Legislative News

Renewables bill signed by Governor

... but Hickenlooper sets up advisory committee that can tweak bill next year
The Colorado Statesman

Governor John Hickenlooper Wednesday signed into law the controversial bill requiring certain rural electric utilities to double their use of renewables by 2020. But unlike the gun control bills signed earlier this year, whether Hickenlooper would sign the bill remained a mystery up until the last day before the deadline.

Senate Bill 13-252 applies to rural electric providers with at least 100,000 meters. That’s just two electric co-operatives: Tri-State Generation & Transmission and its 18 member co-ops in Colorado, and Intermountain Rural Electric Association (IREA).

Regulation of pot one step closer

The Colorado Statesman

Gov. John Hickenlooper put his signature this week on a package of bills that establish a regulated marijuana market for adults, but implementation of the new rules and regulations has barely begun.

The legislature’s job was to craft a regulatory framework for Amendment 64, which voters passed last November by over 55 percent. Hickenlooper on Tuesday signed the majority of those bills related to its implementation.

Two bill signings mark dog day at the Legislature

The Colorado Statesman

Legislators on Monday howled for perhaps the most bipartisan legislation of the entire session when Gov. John Hickenlooper signed two bills aimed at the state’s furriest friends.

The governor — accompanied by his own dog, Skye, at the state-of-the-art Denver Animal Shelter — signed Senate Bill 226, which aims to curb a rash of dog shootings by law enforcement, and Senate Bill 201, designating shelter pets as the official state pet.

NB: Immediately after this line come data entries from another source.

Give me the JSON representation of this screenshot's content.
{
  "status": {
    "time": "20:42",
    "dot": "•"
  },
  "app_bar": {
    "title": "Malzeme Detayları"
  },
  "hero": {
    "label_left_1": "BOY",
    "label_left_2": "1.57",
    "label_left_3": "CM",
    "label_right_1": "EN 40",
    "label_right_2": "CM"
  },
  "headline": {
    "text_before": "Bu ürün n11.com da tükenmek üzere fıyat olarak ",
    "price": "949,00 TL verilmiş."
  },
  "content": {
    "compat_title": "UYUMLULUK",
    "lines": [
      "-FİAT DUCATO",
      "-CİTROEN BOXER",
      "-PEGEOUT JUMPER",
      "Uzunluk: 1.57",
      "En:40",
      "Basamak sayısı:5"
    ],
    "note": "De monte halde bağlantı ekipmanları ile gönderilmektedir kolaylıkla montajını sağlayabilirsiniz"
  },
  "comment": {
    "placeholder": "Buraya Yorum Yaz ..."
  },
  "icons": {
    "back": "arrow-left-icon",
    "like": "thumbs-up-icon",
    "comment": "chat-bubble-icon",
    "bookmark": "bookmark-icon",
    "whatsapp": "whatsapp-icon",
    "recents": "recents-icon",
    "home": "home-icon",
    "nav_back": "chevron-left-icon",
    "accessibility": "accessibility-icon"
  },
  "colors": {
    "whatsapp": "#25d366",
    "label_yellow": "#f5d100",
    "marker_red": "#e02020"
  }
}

ABCs of the new school finance act

The issue will be tested at the polls
The Colorado Statesman

On Tuesday, May 21, Gov. John Hickenlooper is scheduled to sign Senate Bill 13-213, the new public school finance act passed by the General Assembly earlier this month. And then the real work begins: getting Colorado voters to approve a $1 billion income tax hike that will restore much of the funding cut over the last few years.

Expanded Medicaid could have $4 billion in impact

The Colorado Statesman

Gov. John Hickenlooper on Monday, surrounded by fellow Democrats and health care professionals, signed a bill that expands Medicaid rolls in Colorado by an estimated 160,000 adults.

Senate Bill 200, sponsored by Sen. Irene Aguilar, D-Denver, and House Speaker Mark Ferrandino, D-Denver, will expand Medicaid coverage for low-income Coloradans up to 133 percent of the federal poverty level beginning Jan. 1, 2014, up from 100 percent. The coverage will include families making up to $31,322 and individuals making up to $15,282.

Oil & gas regs slip by lawmakers

The Colorado Statesman

Gov. John Hickenlooper avoided painful decisions on strict oil and gas regulations proposed by fellow Democrats in the state legislature after his administration’s lobbying efforts resulted in bills that didn’t have the votes, or were so watered down that they were no longer controversial.

Legislators approve regs for legal marijuana use

But voters will have the final say in November
The Colorado Statesman

Lawmakers this week had their last dance with Mary Jane for the legislative session after passing three bills to tax and regulate the budding marijuana industry, ending a tumultuous and trying six-month process.

The two chambers sent to Gov. John Hickenlooper House Bill 1318, sponsored by Rep. Jonathan Singer, D-Longmont, and Sen. Cheri Jahn, D-Wheat Ridge, which asks voters to approve a 15 percent excise tax and a separate 10 percent special sales tax this November. Cannabis will also be subject to a 2.9 percent statewide sales tax and any local taxes that might be imposed.

House GOP gets playful payback with this year’s edition of Hummers

The Colorado Statesman

It was at times blue, and off-key, but throughout it was funny.

House Republicans, scolded by voters in the November election and facing the pains of being in the minority, gave a small measure of good-natured payback on Tuesday, with the annual presentation of Hummers.

State can invest in Israeli bonds

The Colorado Statesman

Senate Minority Leader Mark Scheffel, R-Parker, didn’t mince any words on May 5 when he acknowledged that the recent legislative session has been described as “contentious, difficult, and extraordinary long.” It’s that much more compelling, he told an audience at the conclusion of the annual AIPAC meeting at the Grand Hyatt Denver, that the nation state of Israel brought together Colorado Republicans and Democrats to pass Senate Bill 176. “This bill, more than anything, represents bipartisanship and teamwork,” Scheffel lauded.

Fate of oil bills rests with Guv

The Colorado Statesman

The legislature this week made significant progress advancing several key pieces of legislation addressing the energy sector. Proposals include increasing fines, reducing conflicts of interest on the Colorado Oil and Gas Conservation Commission, stricter accident reporting requirements, creating a statewide groundwater testing program, beefing up inspections at wells, and raising the rural renewable energy standard.